I’d be remiss if I didn’t mention how much I loved the Superman portions of this film. It was awesome to see him in the black suit (even if they never touch on the comic significance). Henry Cavill proves once again why he makes for a fantastic Clark Kent/Superman. It pains me to think of him not ever getting another chance to play the role. In a nice piece of editing by David Brenner, Synder chooses to intersperse previous audio from both Pa Kent and Jor-El so that when Kal-El chooses once again to be Superman, it’s a goosebump-inducing moment. Ditto his first interaction with Steppenwolf.

Say what you want about WB’s choice to choose Ben Affleck as Batman, I think he’s acquitted himself admirably in the role. Here he’s a man decimated by the sacrifice Clark made and is inspired to bring this group of heroes into the new age. This Batman isn’t quite so brooding but rather revivified and determined to find a better path. Plus the kickass Batmobile from BvS makes another appearance. Also, the Knightmare scene is the real deal and somewhat redeems the atrocious Jared Leto Joker from Suicide Squad. Having said that, the sequence does feel a little like fan service and unfortunately a promise of things to come that clearly arent’ going to happen now. Ah, se la vie.

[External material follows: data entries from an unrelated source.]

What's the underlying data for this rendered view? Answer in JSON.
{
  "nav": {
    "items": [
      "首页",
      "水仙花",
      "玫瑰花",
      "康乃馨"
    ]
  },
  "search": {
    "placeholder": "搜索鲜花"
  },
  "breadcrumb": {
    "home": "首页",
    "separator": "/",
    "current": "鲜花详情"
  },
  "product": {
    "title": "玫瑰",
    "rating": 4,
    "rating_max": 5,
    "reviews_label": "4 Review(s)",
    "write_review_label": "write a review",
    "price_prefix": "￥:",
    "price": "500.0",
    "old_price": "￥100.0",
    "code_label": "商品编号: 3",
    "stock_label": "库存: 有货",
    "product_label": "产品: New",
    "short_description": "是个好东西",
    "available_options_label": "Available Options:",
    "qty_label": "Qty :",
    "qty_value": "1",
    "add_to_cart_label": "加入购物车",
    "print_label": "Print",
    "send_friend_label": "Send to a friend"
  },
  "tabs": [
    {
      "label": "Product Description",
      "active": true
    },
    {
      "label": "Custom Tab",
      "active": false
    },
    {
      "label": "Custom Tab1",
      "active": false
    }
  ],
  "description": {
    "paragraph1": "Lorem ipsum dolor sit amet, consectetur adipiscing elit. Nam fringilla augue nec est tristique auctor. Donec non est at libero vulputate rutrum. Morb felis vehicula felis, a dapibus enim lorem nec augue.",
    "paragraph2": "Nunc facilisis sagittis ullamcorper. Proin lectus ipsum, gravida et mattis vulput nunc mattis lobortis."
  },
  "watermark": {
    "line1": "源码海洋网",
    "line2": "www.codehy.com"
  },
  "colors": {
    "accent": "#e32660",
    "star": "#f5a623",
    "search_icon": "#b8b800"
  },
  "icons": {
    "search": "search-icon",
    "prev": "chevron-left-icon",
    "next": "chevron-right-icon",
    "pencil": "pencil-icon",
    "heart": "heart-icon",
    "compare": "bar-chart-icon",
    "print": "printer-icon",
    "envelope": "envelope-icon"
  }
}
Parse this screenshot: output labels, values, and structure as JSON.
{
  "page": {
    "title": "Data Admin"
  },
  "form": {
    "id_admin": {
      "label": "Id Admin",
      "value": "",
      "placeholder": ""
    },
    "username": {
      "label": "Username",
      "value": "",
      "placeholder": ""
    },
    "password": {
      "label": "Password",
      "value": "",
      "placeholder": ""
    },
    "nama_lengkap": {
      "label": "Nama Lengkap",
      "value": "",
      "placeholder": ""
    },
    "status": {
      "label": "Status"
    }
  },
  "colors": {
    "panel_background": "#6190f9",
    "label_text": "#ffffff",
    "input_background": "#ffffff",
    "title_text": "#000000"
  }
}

The hero who gets the short shrift is Momoa’s Aquaman. He’s severely underdeveloped here and comes across merely as the rock and roller of the bunch. As I’m fond of saying though, there’s only so much real estate when it comes to films, even in a four movie.

What’s also fascinating about Zack Snyder’s work is the tone. It’s not nearly as grim or dour as BvS. Also rather than constant action scene after action scene there are some genuine moments of quiet and pathos, whether it’s a heartfelt moment between Lois Lane (Amy Adams) and Martha Kent (Diane Lane) or a gut-wrenching prison scene between Barry Allen and his father Henry (Billy Crudup). This is a much more upbeat film than I was expecting with plenty of solid humor along the way. It’s also in some ways a treatise on grief and overcoming trauma, something that completely threw me for a loop. Everyone is dealing with their own burdens, and trauma shared evolves into triumph shared which is just fascinating.

Aside from a few minor beefs, Zack Snyder’s Justice League is truly an excellent movie experience. I get why it won’t appeal to everyone. If you’re not a Snyder fan you’re unlikely to be converted. But like I say when it comes to film, all movies are subjective and your mileage may vary. For those looking for counter-programming to Marvel, ZSJL will meet your needs. It’s an enduring testament to the power of the fans and the sacredness of a director’s vision.


My rating System:

0-1 God Awful Blind Yourself With Acid Bad
2 Straight Garbage
3 Bad
4 Sub Par
5 Average
6 Ok
7 Good
8 Very Good
9 Great
10 A Must See

Zack Synder’s Justice League rates: 8.5/10